But if you pass through Sur towards Ashkarah, then there is a different story.
On this longer but the picturesque trip, you’d find yourself passing the Pink Lagoon of Al Suwih or Jalaan. A few minutes later, the cliff of Al Qaba offers a stunning view of the Arabian Sea. Perched on top of this cliff, you would see the white foam of the waves transforming the beaches below into a sea of white, the kind of view that is definitely worthy of your time.
Between this place and Ashkarah, you’d see the laid-back lifestyle of the people from this part of the country. Many of the homes appear to be abandoned and perhaps rightfully so as many houses belonging to the Bedus who still spend their time moving from places to places.
Ashkarah is one of those sleepy places. But here, during this time of the year, the temperature has already dropped tremendously. During our shortstop, the temperature was a good 26 degrees and if you’re the type who has gotten accustomed to temperatures around 35 degrees, this is already challengingly cold.
Ashkarah is one of the places where you definitely can go surfing. Perhaps still to be discovered, its beaches are already seeing a few people kitesurfing as the wind is exceptionally strong thanks to the generous contribution of the Arabian Sea.
About 40 minutes from Ashkarah, still traversing along this coastal road, you’d find yourself on a place where one side of the road is a desert and the other, the ocean. It makes up for a stunning photograph and a stopover need not even be discussed. The strong wind also creates a ripple on the dry sand and watching the sand move from one side of the road to the other is perhaps something not everyone will see in their lifetime.
Farther down the road is Duqm. Seeing quite a number of investments in the last few years, its transformation is slowly making it a must visit. Home to the Rock Garden and Ras Madraka, there are several roadside diners that offer delicious food that would be a welcome delight to foodies.
Our group had taken the longest route and we found ourselves in Al Jezar – – it’s most notable point is the road formed by cutting a mountain in the middle. With but small houses and mostly labour accommodations dotting the area, it’s still worth seeing this part of Oman.
All of these places, of course, required time and patience. But as they say, it’s not just the destination that is important but the journey as well.
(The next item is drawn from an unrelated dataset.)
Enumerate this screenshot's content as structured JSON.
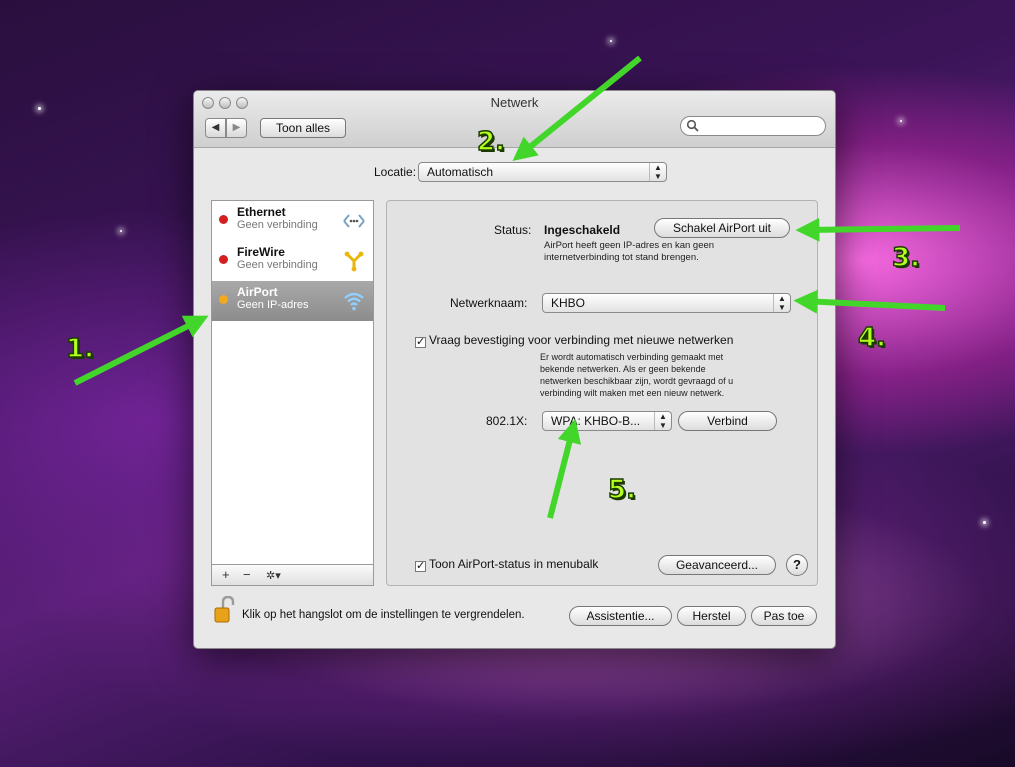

If you have a few days to spare and have the adventurous spirit and nomadic friends to tag along with you, give the coastal road trip a try. You’d waste nothing more but time but the experience will be truly worth it.

Yeru Ebuen